Photonics refers, in its most general sense, to the science of emission, amplification, transmission, manipulation and detection of photons, including their interactions with matter.
However, photonics is also often used in a broader context, referring to various types of applied research and technology applications using photons, based upon the creation, manipulation, and detection of light, and often including the applied AMO sciences, e.g. encompassing various forms of spectroscopy, metrology, biophotonics and medicine, just to mention a few application areas.
At the Department of Physics, we have presently ongoing activities in the following areas of photonics:
- Analytical Laser Spectrometry (Ove Axner)

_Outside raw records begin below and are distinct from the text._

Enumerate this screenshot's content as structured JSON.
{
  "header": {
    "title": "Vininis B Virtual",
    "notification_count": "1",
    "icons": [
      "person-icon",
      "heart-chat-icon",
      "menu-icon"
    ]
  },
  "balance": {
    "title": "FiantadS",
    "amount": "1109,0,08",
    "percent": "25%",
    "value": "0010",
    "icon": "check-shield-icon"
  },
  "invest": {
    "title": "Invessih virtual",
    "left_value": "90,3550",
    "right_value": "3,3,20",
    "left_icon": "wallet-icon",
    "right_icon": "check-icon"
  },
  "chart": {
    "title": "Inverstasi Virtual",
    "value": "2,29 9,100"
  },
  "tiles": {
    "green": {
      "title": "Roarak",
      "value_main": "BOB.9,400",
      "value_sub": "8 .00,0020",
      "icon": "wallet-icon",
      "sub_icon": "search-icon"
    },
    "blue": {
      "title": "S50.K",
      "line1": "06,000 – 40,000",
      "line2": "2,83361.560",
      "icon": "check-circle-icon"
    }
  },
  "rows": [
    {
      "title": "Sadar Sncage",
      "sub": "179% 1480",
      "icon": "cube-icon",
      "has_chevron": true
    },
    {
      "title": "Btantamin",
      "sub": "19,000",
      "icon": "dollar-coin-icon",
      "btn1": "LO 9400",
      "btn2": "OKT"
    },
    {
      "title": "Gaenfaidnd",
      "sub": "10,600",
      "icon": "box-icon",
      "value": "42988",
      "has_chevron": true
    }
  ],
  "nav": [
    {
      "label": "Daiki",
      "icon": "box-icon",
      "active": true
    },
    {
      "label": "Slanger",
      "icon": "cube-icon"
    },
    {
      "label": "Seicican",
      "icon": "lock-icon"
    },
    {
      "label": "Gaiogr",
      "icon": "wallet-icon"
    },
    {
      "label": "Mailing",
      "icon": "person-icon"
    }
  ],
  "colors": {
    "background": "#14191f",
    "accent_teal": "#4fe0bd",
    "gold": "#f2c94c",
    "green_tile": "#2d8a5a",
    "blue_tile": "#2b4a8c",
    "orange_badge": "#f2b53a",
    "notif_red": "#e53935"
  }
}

- Optical Micromanipulation and digital holography (Magnus Andersson)
- Organic Electronics (Ludvig Edman)
- Applied Spectroscopy and Detection (Alexandra Foltynowicz Matyba)
Photonic components constitute various types of light sources (e.g. lasers) optical or optoelectronic components (e.g. modulators and isolators) and detectors with various properties.